“The moment one thing transforms to another is the most beautiful moment. That moment is really magical.” Vik Muniz 2008
Since the Olympics are starting in Rio De Janeiro this week, I thought it would be nice to look at Brazilian artist Vik Muniz’s work, who uses household materials to create 2-D sculptural pieces based on iconic pictures from art history or pop culture which are then photographed with a large format camera. These household materials, such as chocolate, syrup, cotton threads, sugar, caviar, scrap metals and finally plain old garbage create a kind of tension with the viewer, since, these materials are either edible, delicious, sweet, luxurious or disgusting.
Anyone who has read my other blog posts would know that Muniz is not the first nor only artist to use garbage, or to make an installation garbage-like, so what in the world is so interesting about this?

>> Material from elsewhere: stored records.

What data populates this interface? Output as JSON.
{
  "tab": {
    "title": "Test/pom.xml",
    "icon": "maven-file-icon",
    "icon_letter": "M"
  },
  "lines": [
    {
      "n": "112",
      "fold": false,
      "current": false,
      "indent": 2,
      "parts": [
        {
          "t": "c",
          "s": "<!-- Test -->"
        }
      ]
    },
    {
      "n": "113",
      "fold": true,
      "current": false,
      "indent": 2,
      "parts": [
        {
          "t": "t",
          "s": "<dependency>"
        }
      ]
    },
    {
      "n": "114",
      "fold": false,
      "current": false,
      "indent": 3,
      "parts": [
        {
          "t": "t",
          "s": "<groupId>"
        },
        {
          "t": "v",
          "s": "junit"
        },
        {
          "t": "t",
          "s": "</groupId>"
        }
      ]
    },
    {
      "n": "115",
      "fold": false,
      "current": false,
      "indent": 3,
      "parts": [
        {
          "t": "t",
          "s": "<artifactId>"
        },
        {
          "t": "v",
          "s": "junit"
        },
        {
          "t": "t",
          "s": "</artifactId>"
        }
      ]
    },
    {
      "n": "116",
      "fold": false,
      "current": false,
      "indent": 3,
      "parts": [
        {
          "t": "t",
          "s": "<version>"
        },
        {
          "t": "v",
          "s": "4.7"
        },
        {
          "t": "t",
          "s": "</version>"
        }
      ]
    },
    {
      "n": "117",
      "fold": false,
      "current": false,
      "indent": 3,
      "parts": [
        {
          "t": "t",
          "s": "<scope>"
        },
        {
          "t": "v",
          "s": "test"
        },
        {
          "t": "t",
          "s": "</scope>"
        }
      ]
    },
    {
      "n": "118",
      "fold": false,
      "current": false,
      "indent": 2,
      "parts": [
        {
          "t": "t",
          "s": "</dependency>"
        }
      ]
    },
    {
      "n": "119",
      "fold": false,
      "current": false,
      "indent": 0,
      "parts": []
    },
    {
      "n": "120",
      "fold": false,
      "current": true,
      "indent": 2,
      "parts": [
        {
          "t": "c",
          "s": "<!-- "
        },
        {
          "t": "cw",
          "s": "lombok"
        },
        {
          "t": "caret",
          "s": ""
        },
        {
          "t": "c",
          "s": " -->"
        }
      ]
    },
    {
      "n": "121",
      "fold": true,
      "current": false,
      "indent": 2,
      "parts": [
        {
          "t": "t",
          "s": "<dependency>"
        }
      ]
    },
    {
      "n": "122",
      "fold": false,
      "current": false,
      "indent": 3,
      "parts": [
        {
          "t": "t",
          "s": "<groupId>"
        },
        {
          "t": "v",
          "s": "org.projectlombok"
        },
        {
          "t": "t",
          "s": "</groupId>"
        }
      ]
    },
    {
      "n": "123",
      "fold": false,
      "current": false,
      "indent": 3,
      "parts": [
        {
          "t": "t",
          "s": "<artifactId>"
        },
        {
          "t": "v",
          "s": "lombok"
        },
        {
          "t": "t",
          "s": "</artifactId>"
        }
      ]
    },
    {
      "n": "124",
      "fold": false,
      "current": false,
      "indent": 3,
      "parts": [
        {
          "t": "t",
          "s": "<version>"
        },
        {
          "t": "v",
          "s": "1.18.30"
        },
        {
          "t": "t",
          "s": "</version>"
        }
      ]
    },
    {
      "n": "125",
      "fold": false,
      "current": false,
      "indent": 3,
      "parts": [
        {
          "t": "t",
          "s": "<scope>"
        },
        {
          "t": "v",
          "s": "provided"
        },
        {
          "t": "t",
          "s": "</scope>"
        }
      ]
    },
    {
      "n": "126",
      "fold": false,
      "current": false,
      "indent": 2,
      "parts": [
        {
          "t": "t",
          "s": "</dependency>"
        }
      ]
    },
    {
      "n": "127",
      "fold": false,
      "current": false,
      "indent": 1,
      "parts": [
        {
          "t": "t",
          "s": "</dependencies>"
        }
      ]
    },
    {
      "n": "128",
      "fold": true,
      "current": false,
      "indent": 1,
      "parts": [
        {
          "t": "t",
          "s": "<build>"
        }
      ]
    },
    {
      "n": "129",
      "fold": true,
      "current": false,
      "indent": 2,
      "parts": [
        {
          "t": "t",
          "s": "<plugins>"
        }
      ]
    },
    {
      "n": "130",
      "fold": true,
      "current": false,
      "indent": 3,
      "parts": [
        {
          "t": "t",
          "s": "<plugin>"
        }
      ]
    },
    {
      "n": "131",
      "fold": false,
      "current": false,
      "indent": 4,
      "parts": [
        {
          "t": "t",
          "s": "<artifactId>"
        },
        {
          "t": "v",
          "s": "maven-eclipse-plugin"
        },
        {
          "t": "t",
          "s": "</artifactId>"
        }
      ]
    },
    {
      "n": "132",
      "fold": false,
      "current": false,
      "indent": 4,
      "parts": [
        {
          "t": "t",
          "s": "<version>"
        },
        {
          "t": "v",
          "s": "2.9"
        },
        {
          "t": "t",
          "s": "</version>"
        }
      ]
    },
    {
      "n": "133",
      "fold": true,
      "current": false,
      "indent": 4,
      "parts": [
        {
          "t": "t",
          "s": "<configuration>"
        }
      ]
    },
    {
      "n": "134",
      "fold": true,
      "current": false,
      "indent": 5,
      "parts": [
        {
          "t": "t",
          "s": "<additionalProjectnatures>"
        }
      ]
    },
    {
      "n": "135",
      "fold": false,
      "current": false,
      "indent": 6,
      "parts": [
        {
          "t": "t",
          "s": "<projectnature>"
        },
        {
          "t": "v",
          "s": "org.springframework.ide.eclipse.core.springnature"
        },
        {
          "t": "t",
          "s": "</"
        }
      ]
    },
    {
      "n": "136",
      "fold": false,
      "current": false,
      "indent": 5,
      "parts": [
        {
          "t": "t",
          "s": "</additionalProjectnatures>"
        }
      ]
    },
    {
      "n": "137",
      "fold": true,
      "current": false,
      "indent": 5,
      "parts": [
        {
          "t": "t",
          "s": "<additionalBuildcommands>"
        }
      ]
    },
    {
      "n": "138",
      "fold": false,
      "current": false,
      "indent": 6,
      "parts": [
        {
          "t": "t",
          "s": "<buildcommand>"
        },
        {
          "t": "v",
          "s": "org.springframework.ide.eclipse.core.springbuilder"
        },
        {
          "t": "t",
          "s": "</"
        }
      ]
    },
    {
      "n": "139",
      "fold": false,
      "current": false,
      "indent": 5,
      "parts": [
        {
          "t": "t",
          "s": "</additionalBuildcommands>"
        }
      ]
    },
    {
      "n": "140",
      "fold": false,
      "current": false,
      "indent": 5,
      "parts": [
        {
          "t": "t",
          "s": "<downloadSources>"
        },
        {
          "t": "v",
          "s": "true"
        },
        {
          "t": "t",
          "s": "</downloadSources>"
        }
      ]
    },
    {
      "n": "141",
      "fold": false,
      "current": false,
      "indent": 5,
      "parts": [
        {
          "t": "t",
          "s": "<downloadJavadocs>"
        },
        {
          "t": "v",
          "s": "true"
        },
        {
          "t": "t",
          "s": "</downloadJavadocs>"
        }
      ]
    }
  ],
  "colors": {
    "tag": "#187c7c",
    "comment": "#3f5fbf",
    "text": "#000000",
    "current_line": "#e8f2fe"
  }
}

What I found most interesting from Muniz’s vast body of work is this documentary he did, or starred in, Waste Land (2010) directed by Lucy Walker, which depicts Muniz’s project to work with garbage and people who recycle garbage, who happen to be the lowest class of people in Brazil. The central premise and the purpose of the film is the question: Can contemporary art really change the lives of ordinary people, and by extension, change the world?